#### Problem requirements:
Could you give the data below again, exactly and completely?

#### Records from a dataset:
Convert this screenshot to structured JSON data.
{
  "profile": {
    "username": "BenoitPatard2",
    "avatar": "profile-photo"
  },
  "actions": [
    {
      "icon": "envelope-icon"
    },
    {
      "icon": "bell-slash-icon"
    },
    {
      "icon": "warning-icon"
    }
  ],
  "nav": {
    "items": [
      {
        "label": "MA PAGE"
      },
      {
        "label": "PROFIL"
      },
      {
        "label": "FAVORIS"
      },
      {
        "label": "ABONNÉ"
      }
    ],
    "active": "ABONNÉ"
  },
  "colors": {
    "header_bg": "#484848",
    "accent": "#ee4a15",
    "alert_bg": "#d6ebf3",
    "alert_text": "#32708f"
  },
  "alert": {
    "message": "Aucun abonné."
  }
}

#### Solved problem:
Convert this screenshot to structured JSON data.
{
  "profile": {
    "username": "BenoitPatard2",
    "avatar": "profile-photo"
  },
  "actions": [
    {
      "icon": "envelope-icon"
    },
    {
      "icon": "bell-slash-icon"
    },
    {
      "icon": "warning-icon"
    }
  ],
  "nav": {
    "items": [
      {
        "label": "MA PAGE"
      },
      {
        "label": "PROFIL"
      },
      {
        "label": "FAVORIS"
      },
      {
        "label": "ABONNÉ"
      }
    ],
    "active": "ABONNÉ"
  },
  "colors": {
    "header_bg": "#484848",
    "accent": "#ee4a15",
    "alert_bg": "#d6ebf3",
    "alert_text": "#32708f"
  },
  "alert": {
    "message": "Aucun abonné."
  }
}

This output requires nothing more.